Fitting into the genre pattern of "Dangerous Minds" and, even, "Les Choriste," this latest
"save the delinquents" rescue does its job of warming the heart. You take a
group of misbehavers, make them somehow sympathetic, and watch as they
overcome odds and turn themselves around. So many of these claim to be based
on true stories. This one does, too.
But there's a catch. The credit is "inspired by the life of Coach Ken
Carter." If that feels to you like a loose rendering, it's probably because
it is. Which is why it also feels formulaic, stereotypical, and entirely
Putting the negative vibes aside and dwelling instead on the good intentions,
we come to the side of Ken Carter (Samuel L. Jackson), a store owner and an
acclaimed basketball alumnus of Richmond High. So it is that the current
team coach asks him to take over the position, though not without warning him
of the problems with a team that won ony 4 games the previous season.
He thinks about it and he takes it, asking only that he will be allowed to do
it his way. Not allowing his listless group of underachievers called a team
to thwart him in any way or style, he obliges each member to sign his
contract or clear out. It requires that they maintain at least a 2.3 Grade
Point Average and behave with respect and dignity.
His rules come with teeth, rather extreme ones. Infractions are erased with
500 pushups or more, and a great many "suicide" drills. There's of course a
purpose behind his emphasis on conditioning, knowing that it will make the
difference on the court against teams of inferior fitness. Of course, their
first game is a win because of that disparity, and the team members begin to
develop some appreciation for the man requiring so much of them.
Stories like these are only as good as the individual dramas, and it follows
several characters closely, though their interest level is somewhat below the
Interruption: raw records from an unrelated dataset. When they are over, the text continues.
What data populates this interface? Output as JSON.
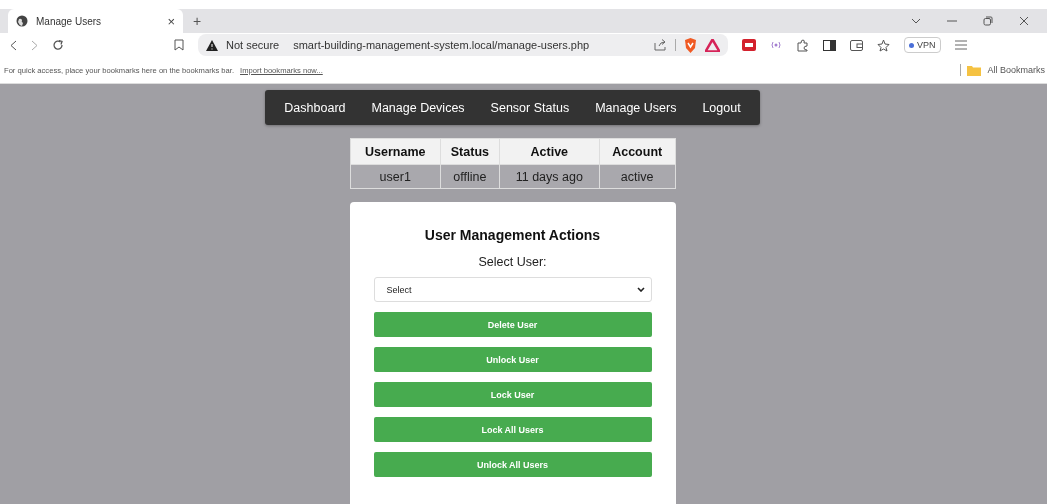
{
  "browser": {
    "tab": {
      "title": "Manage Users",
      "close": "×"
    },
    "new_tab": "+",
    "address": {
      "security": "Not secure",
      "url": "smart-building-management-system.local/manage-users.php"
    },
    "vpn": "VPN",
    "bookmarks_hint": "For quick access, place your bookmarks here on the bookmarks bar.",
    "import_link": "Import bookmarks now...",
    "all_bookmarks": "All Bookmarks"
  },
  "nav": [
    {
      "label": "Dashboard",
      "selected": false
    },
    {
      "label": "Manage Devices",
      "selected": false
    },
    {
      "label": "Sensor Status",
      "selected": false
    },
    {
      "label": "Manage Users",
      "selected": false
    },
    {
      "label": "Logout",
      "selected": false
    }
  ],
  "table": {
    "columns": [
      "Username",
      "Status",
      "Active",
      "Account"
    ],
    "rows": [
      [
        "user1",
        "offline",
        "11 days ago",
        "active"
      ]
    ]
  },
  "card": {
    "title": "User Management Actions",
    "select_label": "Select User:",
    "select": {
      "value": "Select"
    },
    "buttons": [
      "Delete User",
      "Unlock User",
      "Lock User",
      "Lock All Users",
      "Unlock All Users"
    ]
  }
}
curve of a TV sitcom. Kenyon Stone (Rob Brown, "Finding Forrester"), a level
headed young man, has impregnated his demanding girlfriend Kyra (Ashanti).
His problem is figuring out how to handle his dream of college basketball and
being a dad.
Damien Carter (Robert Ri'chard), the coach's son, has to figure out how he's
going to get on his dad's team when the old man wants him to attend a better
school. Timo Cruz (Rick Gonzalez), the incipient drug dealer of the lot and
the closest to an immediate life of crime, has to pay penance when he
realizes the team more than the streets. His penalty for going astray is
punishing and man-building and produces the first sign of incipient team
Get it now! (Click on item link)|
The Blu-ray Edition DVD
Coach Carter: The Man Behind the Movie
Fast Break at Ridgmond High
6 Deleted scenes
"Hope" Music video by Twista featuring Faith Evans
Writing Coach Carter: The Two-man Game
Coach Carter: Making the Cut
Theatrical trailer in HD
Then there's... well, you get the idea. Personal mountains to climb, steady
team victories, a taskmaster who is almost taken down by a community that
puts basketball before anything and is willing to lose their coach over it,
But tell that to director Thomas Carter. Trouble is, he and his writing team
of Mark Schwahn and John Gatins are too busy sermonizing to listen. Their
love of this material drove them into a preposterous 135 minute running time,
a penalty that feels all too much like one of the coach's remedies for
delinquency or disrespect and not enough like the discipline their own
character stands for. I say to them: remember what you had him say, "Success
in here is the key to success out there."
I assign them each 1500 pushups and 2500 suicides, by Friday.
~~ Jules Brenner